Wednesday, January 14, 2015
When we bought this house, one of the features we loved was that it had a fireplace. Our old house had one and we loved to spend our winter weekends enjoying family time in front of a fire. During our walk through of the house with the previous owner, he had told us that he had a phobia of burning wood so he had installed an electric insert. Assuming makes an ass of you and me as the saying goes and so I assumed that he had simply slid the insert in place and simply sliding it out would remake it back into a wood burning fireplace. I was wrong.
What he had neglected to say, is that he had removed bricks and part of the metal liner to get the electrical insert in place. My options were to tear the entire thing apart and redo it or to buy a wood burning insert that would fit the modified opening. I chose the later. The insert was put in place and for the most part works pretty good but I've always had a hard time starting a fire in the thing without filling the house full of smoke. I can do it when the weather is milder but when it is really cold, the down draft of cold air is so strong that the smoke ends up rolling into my house and not up the chimney.
Part of the problem which I only discovered after the thing was installed is that the area for the hot air to rise up to the chimney is a slot just two inches in behind the door. The idea was that this creates a layer that protects the glass from getting all sooty which it does well... once the fire is going. However that two inches also means the line between smoke going up the chimney and into the house is pretty fine, especially when starting a fire before a upwards draft has been established.
I tried all the tricks people use with conventional wood burning stoves like making a torch out of newspaper and burning it first or buying sap sticks which burn easily and hot or lighting a pile of wadded up newspaper and shutting the door to let it burn first. All of them didn't work for me. The down draft of cold air from the chimney would over power any newspaper torches and blow them out. The sap sticks and pile of wadded up newspaper would burn well but as soon as I closed the door to establish the draft, the cold air would snuff them out filling the firebox with smoke leaving me with two choices. Open the door and try again letting all that smoke out into the room or wait until the fire went cold and try again. However, the smoke still seeped out unless I sat there and held the door tight to the frame. I bought all sorts of fire starters but either they were terribly expensive or couldn't stay lit long enough to start the draft after the door was closed. I kept on battling this, filling the house with smoke and then airing it out before finally setting down to enjoy the fire. I also tried other things and finally found something that works.

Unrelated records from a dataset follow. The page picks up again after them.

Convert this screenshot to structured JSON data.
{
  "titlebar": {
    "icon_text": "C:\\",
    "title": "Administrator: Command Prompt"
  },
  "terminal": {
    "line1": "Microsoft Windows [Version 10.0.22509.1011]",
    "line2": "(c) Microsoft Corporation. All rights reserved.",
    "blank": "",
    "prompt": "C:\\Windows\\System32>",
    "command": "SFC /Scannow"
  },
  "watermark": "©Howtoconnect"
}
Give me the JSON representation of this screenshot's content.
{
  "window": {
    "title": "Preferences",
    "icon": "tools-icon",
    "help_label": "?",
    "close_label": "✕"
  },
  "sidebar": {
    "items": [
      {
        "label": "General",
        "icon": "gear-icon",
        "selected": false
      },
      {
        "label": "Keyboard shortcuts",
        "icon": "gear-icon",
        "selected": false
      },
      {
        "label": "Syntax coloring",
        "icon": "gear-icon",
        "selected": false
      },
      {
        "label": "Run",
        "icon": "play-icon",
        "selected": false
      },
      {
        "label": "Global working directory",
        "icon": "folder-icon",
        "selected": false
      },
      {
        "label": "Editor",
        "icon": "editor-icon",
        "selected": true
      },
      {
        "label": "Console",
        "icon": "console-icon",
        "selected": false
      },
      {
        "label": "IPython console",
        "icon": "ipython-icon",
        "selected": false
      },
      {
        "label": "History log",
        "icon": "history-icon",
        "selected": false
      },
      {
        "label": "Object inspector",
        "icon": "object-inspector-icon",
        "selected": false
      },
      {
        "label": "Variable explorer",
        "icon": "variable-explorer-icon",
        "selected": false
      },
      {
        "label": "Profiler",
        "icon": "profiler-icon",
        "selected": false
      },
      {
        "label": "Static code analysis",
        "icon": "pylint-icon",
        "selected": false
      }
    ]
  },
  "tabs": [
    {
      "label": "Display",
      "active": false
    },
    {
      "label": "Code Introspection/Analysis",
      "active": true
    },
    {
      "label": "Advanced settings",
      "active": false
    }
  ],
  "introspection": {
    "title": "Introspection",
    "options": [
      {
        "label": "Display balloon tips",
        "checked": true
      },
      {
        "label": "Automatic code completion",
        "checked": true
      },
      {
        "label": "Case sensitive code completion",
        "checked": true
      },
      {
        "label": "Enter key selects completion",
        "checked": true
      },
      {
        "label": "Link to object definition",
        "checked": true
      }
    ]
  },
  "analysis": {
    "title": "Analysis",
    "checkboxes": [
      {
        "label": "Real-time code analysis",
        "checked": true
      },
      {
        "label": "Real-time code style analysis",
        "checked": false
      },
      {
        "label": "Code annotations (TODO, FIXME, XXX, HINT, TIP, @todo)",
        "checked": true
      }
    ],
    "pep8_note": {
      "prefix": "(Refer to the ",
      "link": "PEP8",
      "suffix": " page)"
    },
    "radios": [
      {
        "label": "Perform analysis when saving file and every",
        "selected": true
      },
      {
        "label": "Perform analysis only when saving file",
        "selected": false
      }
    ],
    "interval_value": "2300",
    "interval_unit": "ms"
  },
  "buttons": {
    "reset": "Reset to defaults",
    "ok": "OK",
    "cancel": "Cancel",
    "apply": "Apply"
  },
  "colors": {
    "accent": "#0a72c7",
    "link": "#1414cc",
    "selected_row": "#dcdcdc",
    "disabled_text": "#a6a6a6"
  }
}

In the picture above, you see these pellets of wax and compressed sawdust (looks like a Chinese sesame seed bun) that are readily available in hardware stores. I light one of them in the firebox, close the door and they burn well enough that they stay lit and keep burning after the door is shut. They sputter and produce a poor flame for a few minutes until the draft finally kicks in and then burn brightly. That is my que to start placing some sapwood sticks and split logs in the fireplace and in no time I have a fire going with nary a wisp of smoke in the house. Best of all, a pack of 100 of those only cost me about 15 cents a pellet and one pellet is all it takes to start a fire. Finally after two years of trying, I can now enjoy a fire from the start and not have to first sit in a smoke filled basement waiting for it to clear out before I can start enjoying.